The state dashboard appears to routinely underreport cases. For instance, the Manchester school district dashboard shows 66 active cases as of Friday, while the state’s dashboard showed 9.
Jackie Garland, principal of Lisbon Regional School, said the K through 12 school with about 320 students has never operated in hybrid mode, although the state dashboard says it is still in hybrid with two cases of COVID-19. Garland said the school had 10 cases among students and no cases among staff as of last count Friday.
Last year, Lisbon went fully remote on Nov. 9 and returned to in-person Jan. 4 and that hasn’t changed, Garland said, adding the policy was mask-optional until recently.
Last week the school board met to deal with the increasing number of infections, Garland said.
“We were mask-optional, but now we are required to wear face masks both inside and outside,” Garland said.
Garland said she reports new cases to the state as soon as she learns of them but getting onboard with reporting to the state was difficult.
“It took a while to get ahold of DHHS to get the form to report.

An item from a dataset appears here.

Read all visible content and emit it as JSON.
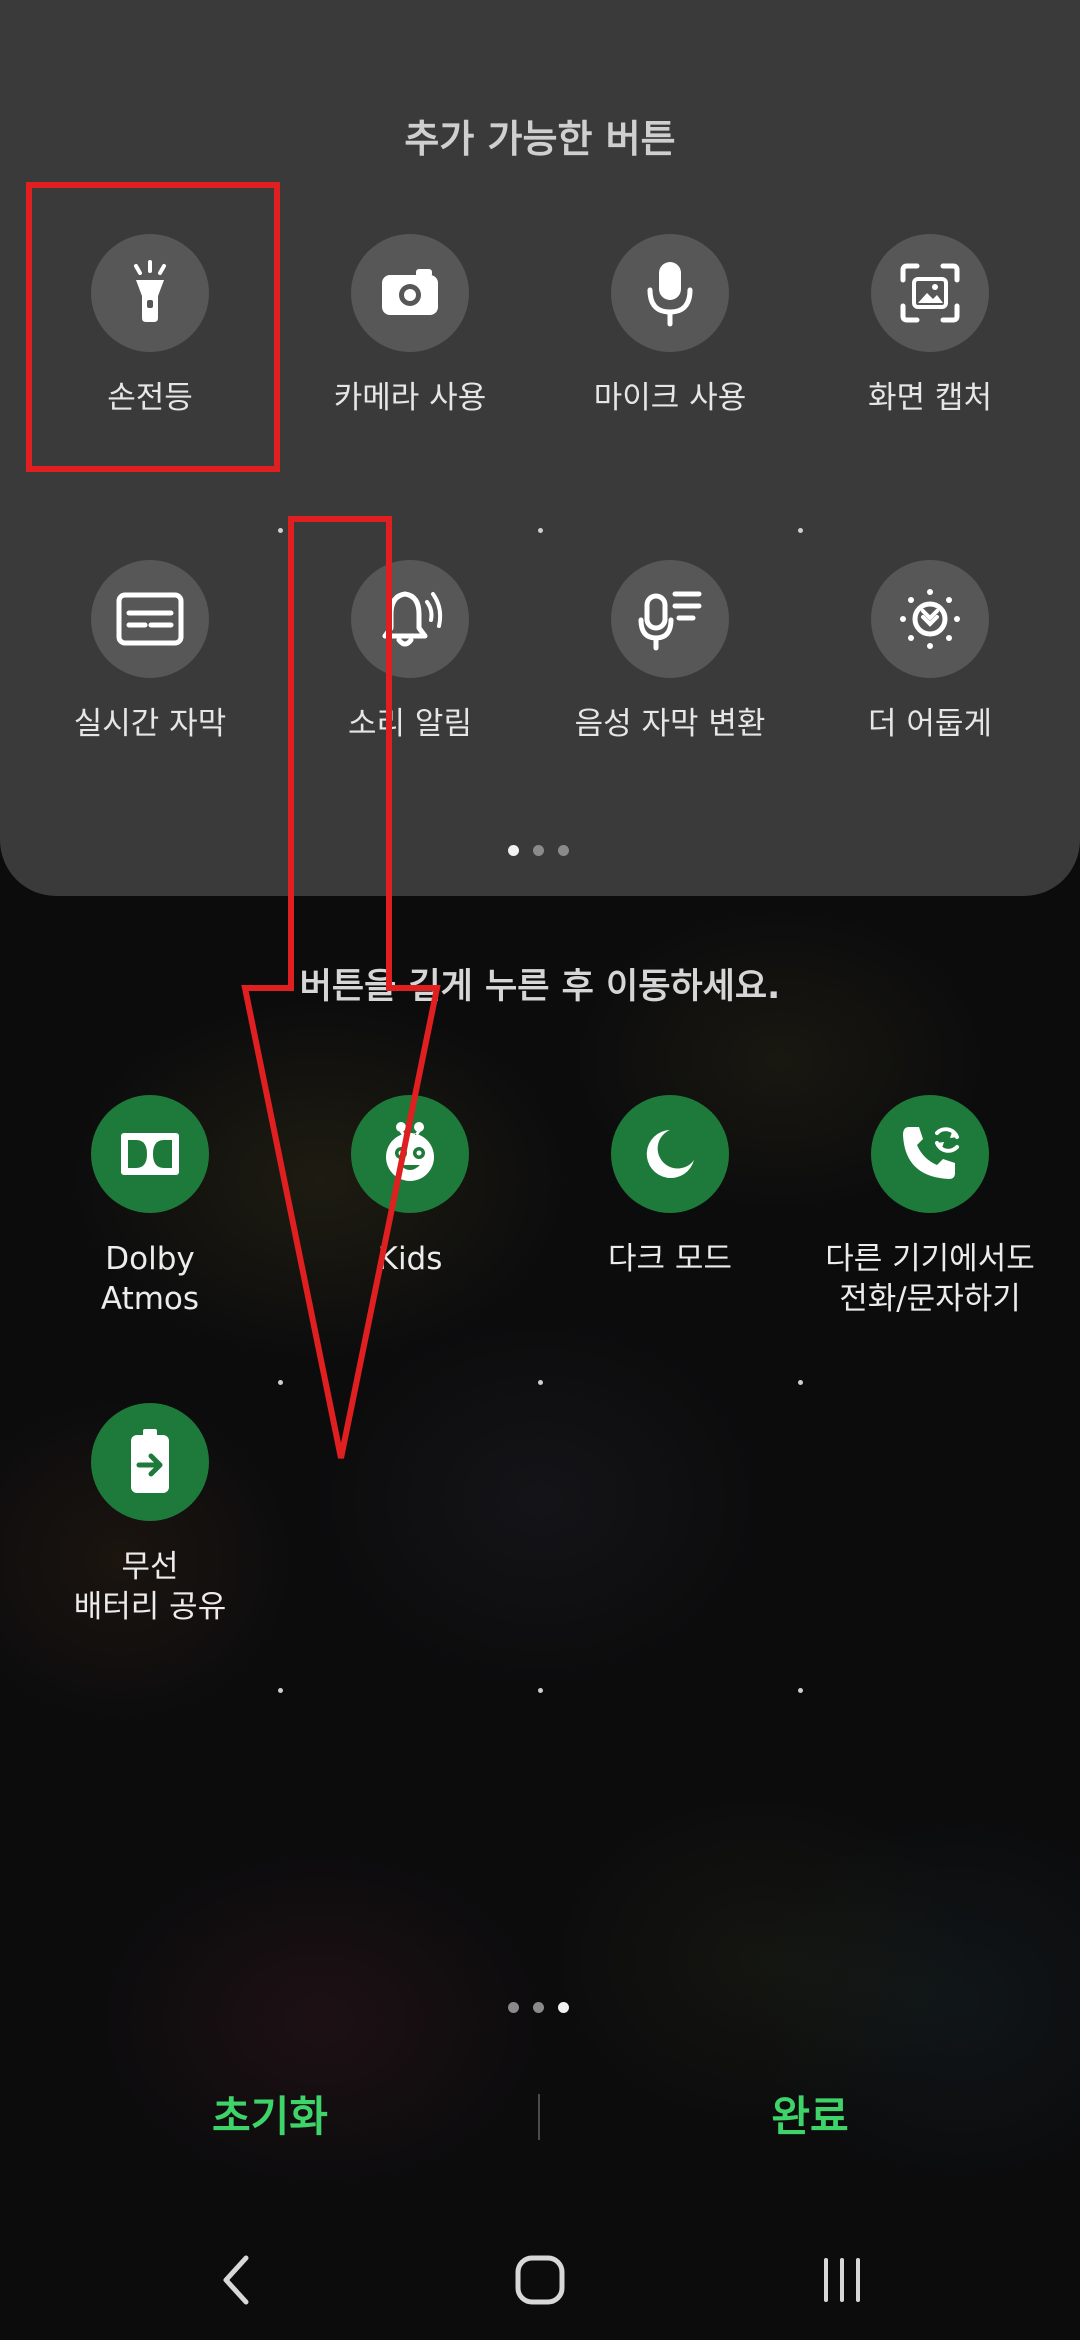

I was on hold quite a long time,” Garland said.
She said there is no back-up plan to go remote if the cases skyrocket.
“We do not have that as an option,” Garland said, “The governor and commissioner do not support going remote.”
Any decisions relative to COVID-19 in the future will be up to the school board, she said.
Concord School District Superintendent Kathleen Murphy said the schools have had a mask mandate since the beginning of the year.
On Friday Murphy said there were 22 students and 8 staff who tested positive. The state’s dashboard showed five active infections in three of the district’s schools that day.
Concord also performs rapid tests for COVID-19 for students if their parents allow it. Positive results are reported immediately to the state, she said. The school also learns of positive tests from parents and more rarely from the state, she said.
“We’re getting recommendations and ultimately our school board is making the decisions,” Murphy said.
Tough to find
To find the state school dashboard, go to the state Department of Health and Human Services’ website. Click on the mobile vaccination van icon that says, “planning an event.” Then click on the “vaccination data” pull down. Then click on “schools.” It’s an interactive site that lets you choose all schools or individual schools and also lets you choose all active cases on and off campus. It says it is for the most current school year. On Tuesday it says there are 161 cases of COVID-19 in all the K to 12 schools in New Hampshire.